Mamure Castle (Turkish: Mamure kalesi) is a medieval castle in the Anamur District of Mersin Province, Turkey.Mylae (Cilicia)
Mylae or Mylai (Ancient Greek: Μυλαί), also called Mylas (Μύλας) or Myle, was a town of ancient Cilicia, located on a promontory of the same name, between Aphrodisias and Cape Sarpedon (modern Incekum Burnu).Its site is located near Manastır in Asiatic Turkey.Philaea

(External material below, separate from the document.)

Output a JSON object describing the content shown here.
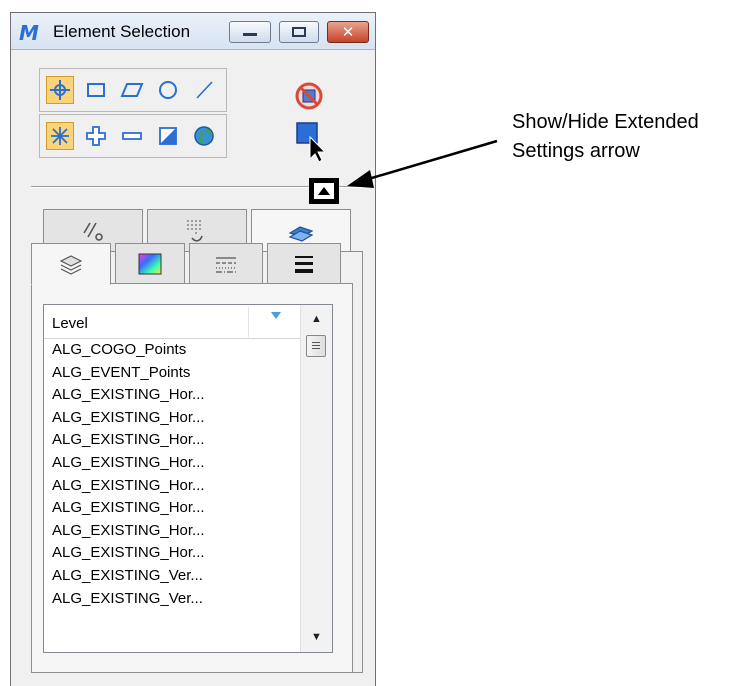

Philaea or Philaia (Ancient Greek: Φιλαία), also called Palaeae or Palaiai and Palaea or Palaia, was a town on the coast of ancient Cilicia mentioned in the Stadiasmus Maris Magni.Its site is located near Tahta Limanı (on Eğribük bay) in Asiatic Turkey. Although there are very few ruins, an underwater survey reveals that most of the ruins are submerged in the water. There is also a necropolis. Judging from the grave types it is believed that Philaea was a Roman town.Pisurgia
Pisurgia or Pisourgia (Ancient Greek: τὰ Πισούργια) was a town on the coast of ancient Cilicia, between Celenderis and Seleucia ad Calycadnum, 45 stadia to the west of Cape Crauni (modern Silisalma Burnu or Ada Burnu), and to the right of the island of Crambusa.Its site is located near Sipahili (Babadil) in Asiatic Turkey.Pseudokorasion
Pseudokorasion was a town of ancient Cilicia, on the coast a little to the east of Seleucia ad Calycadnum, inhabited during the Hellenistic, Roman and Byzantine eras.Its site is tentatively located near Devle Çiftliği in Asiatic Turkey.Syce
Syce or Syke (Ancient Greek: Σύκη), also called Sycae or Sykai (Συκαί), possibly also called Setos, was a town of ancient Cilicia, between Arsinoë and Celenderis.Syce is located near Softa Kalesi in Asiatic Turkey.Tapureli ruins
Tapureli ruins are in Mersin Province, Turkey.Yanıkhan
Yanıkhan is an archaeological site in Mersin Province, Turkey.
Mersin Province of Turkey
Metropolitan municipalities are bolded.
Metropolitan municipalities are bolded.